Methodology

Introduction

The Housing Credit Availability Index (HCAI), developed in 2014, was based on a certain understanding of how the mortgage market behaved (explained in this brief). COVID-19 has shaken many norms, and the resulting economic crisis has sent ripples through the mortgage market that have significantly changed lending composition. 

A significant shrinkage of the portfolio and private-label securitization (PP) channel has increased the market share for the FVR (Federal Housing Administration, Veterans Administration, and Rural Housing and Development) channel. Because loans in the PP channel currently have a materially lower default risk than loans in the FVR channel, the original methodology for calculating the HCAI currently shows an expansion in credit, which is not consistent with market realities. Accordingly, we have updated the methodology as of October 2020.

The methodology below describes the changes we have made to improve the HCAI.

Credit Risks and Market Share of the Three Channels

The HCAI estimates the amount of risk lenders have taken on in the whole mortgage market by combining and weighting the risk in three channels: the government-sponsored enterprise (GSE) channel, the FVR channel, and the PP channel. Figure 1 shows the credit risk for each channel. The risk in the PP market has been much lower than the risk in the FVR channel since the 2008 financial crisis.
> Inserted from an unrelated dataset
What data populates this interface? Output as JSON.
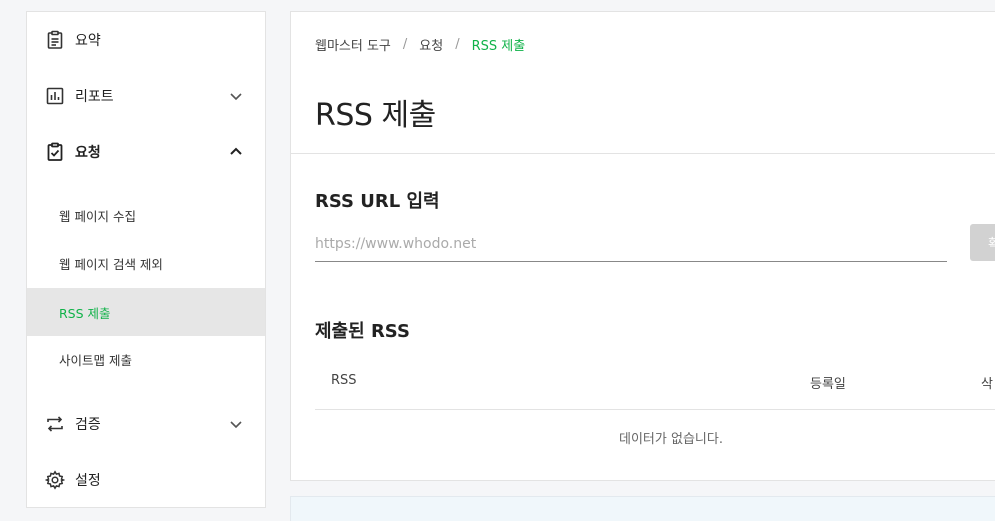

For example, in the second quarter of 2020 (Q2 2020), the average default risk for the PP channel is 2.7 percent, compared with 3.0 percent for the GSE channel and 10.8 percent for the FVR channel. 

Figure 1 Credit Risk of Three Channels over Time

Figure 2 shows the change in market share for the three channels. Because of COVID-19, the PP channel has given up a material amount of market share, dropping from 28 percent in Q4 2019, to 24 percent in Q1 2020, to just 11 percent in Q2 2020.

Figure 2 Change in Market Share for Three Channels

An Updated Market Share Calculation Method

When the market share of the loans with tight credit drops by more than 50 percent, even if there is no change in the other two channels, it will appear as though credit has loosened overall in the market, because a higher share of loans are now originated in channels that have easier access to credit. We know, however, that access to credit has been tightening in the dominant agency market, meaning that access to credit has tightened, rather than eased, for more borrowers, a fact that should be reflected in the overall HCAI.

To deemphasize the importance of sharp changes in market share, we adopted a new weighting formula and used a four-quarter moving average to calculate the most recent quarter’s market share for each channel. Figure 3 shows that this new approach adapts to market changes more gradually and deciphers market changes from credit changes.

Figure 3 PP Market Share under the Old and New Methodologies

The new HCAI indexes are shown in figure 4 alongside the original HCAI indexes. The dotted line represents the difference between the two indexes. That is, the dotted line represents the impact of changes in market structure, which we deemphasize by subtracting them out. The first half of 2020 shows a significant change in market structure caused by the composition shift. The new HCAI shows that overall credit availability is tightening, as indicated by the new methodology line.

Figure 4 Total Market Risk Comparison